The reason why Stirner has been pushed under the rug as a philosopher and figure in general, beyond the mere radicalness of his ideas by itself, largely has to do with Marx's own attempts to counter Stirner and all Marxist and post-marxist scholars more or less accepting Marx's line on Stirner. Marx obviously saw Stirner as a threat to his own project, and effectively denounced Stirner as a "petty burgouesie individualist". Very little criticism was directly aimed at Stirner's ideas, it was more of an emotional or knee-jerk reaction. The philosophical community in large part was either silent or dismissive of "The Ego and His Own". It was clearly far too radical for its time and even our time. But it's a shame that the reaction to Stirner has been to marginalize and ignore him, relegating him to a tiny little footnote in history. I highly suggest that anyone, anarchist or otherwise, read "The Ego and His Own" to challenge themselves and perhaps seek inspiration. Stirner most definitely is not irrelevant, and perhaps will become increasingly more relevant over time.
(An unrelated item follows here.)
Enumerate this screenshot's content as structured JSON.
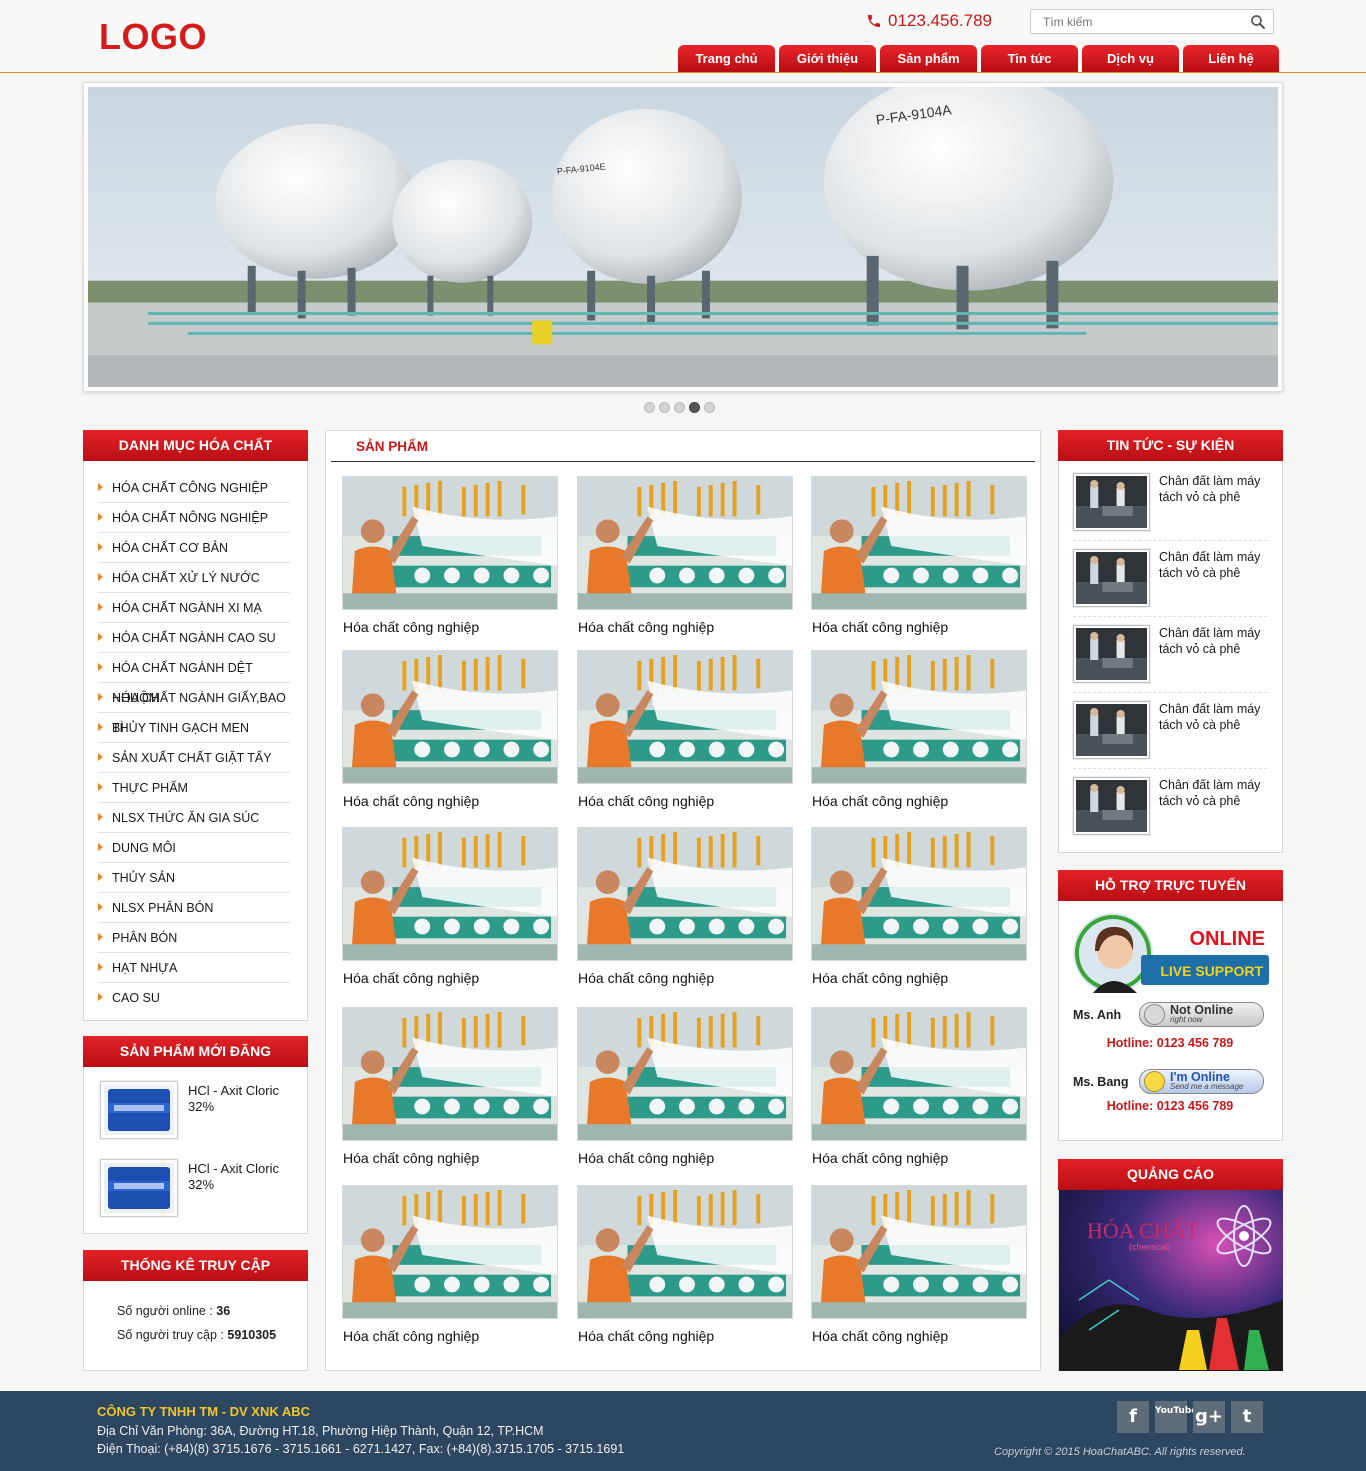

# PureZer0 said on 25 January, 2009 06:01 PM

The Austrian School does the same thing when it deifies its maxims, which it bases on spooks like self-ownership and innate-rationality.

It's hypocritical of you to urge people to challenge their ideas if you won't to do the same.

# Gendou said on 25 January, 2009 06:23 PM

PureZer0: I'm not sure what you're getting at. I'm not certain that Austrian methodology requires a concept of self-ownership (since that is an ethical idea and not a concept of action), and I don't know what you mean by "innate-rationality."


# PureZer0 said on 25 January, 2009 06:38 PM

Whatever the bases for the maxims may or may not be is secondary to the point that they are deified.

# Brainpolice said on 25 January, 2009 06:59 PM

The Austrian School of economics, to the extent that it stays true to its own economic methodology, has nothing to say about ethics. It works within the realm of intersubjective interpersonal relations. This article is not about economics, it's more broadly about philosophy.

# Brainpolice said on 25 January, 2009 07:05 PM

Also, I don't know what about "Struggling With Max Stirner" you don't understand. It means that I don't entirely agree with Stirner about everything, and I indicated such in the article when it came to the question of implications of ethical nihilism.

# PureZer0 said on 25 January, 2009 07:32 PM

Are you suggesting that it isn't hypocritical to reject deification in ethics, while embracing deification in economics?

# Brainpolice said on 25 January, 2009 07:48 PM

That's a mischaracterization. And I'm not an ethical nihilist. You've missed the point entirely.

# PureZer0 said on 25 January, 2009 07:58 PM

Help me out please.

Do you not embrace the deification of certain economic maxims, which you deduce from man's actions, while rejecting the deification of man in ethics?

# Brainpolice said on 25 January, 2009 08:50 PM

It appears that you're simply misrepresenting people.

# PureZer0 said on 25 January, 2009 09:57 PM

There were question marks at the end of my last two posts.

# scineram said on 26 January, 2009 01:05 AM

Wtf is this deification? If you have a problem with science say so.